Exercise instructions: Using the string "logo" as the key, pull each matching line out of the records below.

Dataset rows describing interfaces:
__________________________________________________
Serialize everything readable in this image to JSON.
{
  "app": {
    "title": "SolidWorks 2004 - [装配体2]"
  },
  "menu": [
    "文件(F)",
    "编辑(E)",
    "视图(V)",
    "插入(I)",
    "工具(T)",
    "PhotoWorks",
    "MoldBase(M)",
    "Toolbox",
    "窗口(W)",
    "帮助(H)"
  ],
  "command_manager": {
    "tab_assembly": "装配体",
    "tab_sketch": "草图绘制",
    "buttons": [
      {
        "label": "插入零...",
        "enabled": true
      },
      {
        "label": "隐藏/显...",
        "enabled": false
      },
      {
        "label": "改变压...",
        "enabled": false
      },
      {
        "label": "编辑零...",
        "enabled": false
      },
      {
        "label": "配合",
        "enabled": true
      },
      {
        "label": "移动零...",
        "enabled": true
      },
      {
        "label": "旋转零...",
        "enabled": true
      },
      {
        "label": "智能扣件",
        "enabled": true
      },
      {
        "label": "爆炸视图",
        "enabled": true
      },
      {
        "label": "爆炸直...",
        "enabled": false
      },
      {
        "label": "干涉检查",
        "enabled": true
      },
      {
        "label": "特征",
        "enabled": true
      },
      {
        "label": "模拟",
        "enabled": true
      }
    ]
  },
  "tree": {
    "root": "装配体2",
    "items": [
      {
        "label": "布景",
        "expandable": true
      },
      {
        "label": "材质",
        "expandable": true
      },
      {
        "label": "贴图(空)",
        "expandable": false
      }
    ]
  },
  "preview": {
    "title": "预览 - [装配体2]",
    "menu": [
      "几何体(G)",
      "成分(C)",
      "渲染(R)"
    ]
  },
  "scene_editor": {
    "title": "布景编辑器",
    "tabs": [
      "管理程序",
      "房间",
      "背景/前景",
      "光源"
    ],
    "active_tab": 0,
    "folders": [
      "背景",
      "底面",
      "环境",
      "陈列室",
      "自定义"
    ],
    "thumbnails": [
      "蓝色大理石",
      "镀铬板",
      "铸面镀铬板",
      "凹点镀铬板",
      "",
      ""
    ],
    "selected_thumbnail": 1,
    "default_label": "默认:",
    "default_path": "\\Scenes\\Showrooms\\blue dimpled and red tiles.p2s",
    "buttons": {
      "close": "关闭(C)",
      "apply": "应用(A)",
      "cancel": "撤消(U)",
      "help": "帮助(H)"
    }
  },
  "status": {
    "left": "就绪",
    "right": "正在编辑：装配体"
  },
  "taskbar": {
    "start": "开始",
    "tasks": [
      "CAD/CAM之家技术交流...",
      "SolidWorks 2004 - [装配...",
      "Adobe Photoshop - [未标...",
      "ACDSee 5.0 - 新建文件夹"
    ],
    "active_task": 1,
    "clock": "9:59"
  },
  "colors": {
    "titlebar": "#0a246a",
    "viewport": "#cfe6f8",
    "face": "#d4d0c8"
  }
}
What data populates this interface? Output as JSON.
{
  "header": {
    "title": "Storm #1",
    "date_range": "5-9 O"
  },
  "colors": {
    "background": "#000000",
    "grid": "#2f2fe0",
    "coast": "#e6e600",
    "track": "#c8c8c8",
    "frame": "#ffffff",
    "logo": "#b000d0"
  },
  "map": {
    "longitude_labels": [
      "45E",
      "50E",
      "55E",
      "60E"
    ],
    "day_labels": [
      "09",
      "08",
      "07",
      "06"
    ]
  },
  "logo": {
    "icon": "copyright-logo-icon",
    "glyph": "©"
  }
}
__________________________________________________
Exercise solution:
    "logo": "#b000d0"
  "logo": {
    "icon": "copyright-logo-icon",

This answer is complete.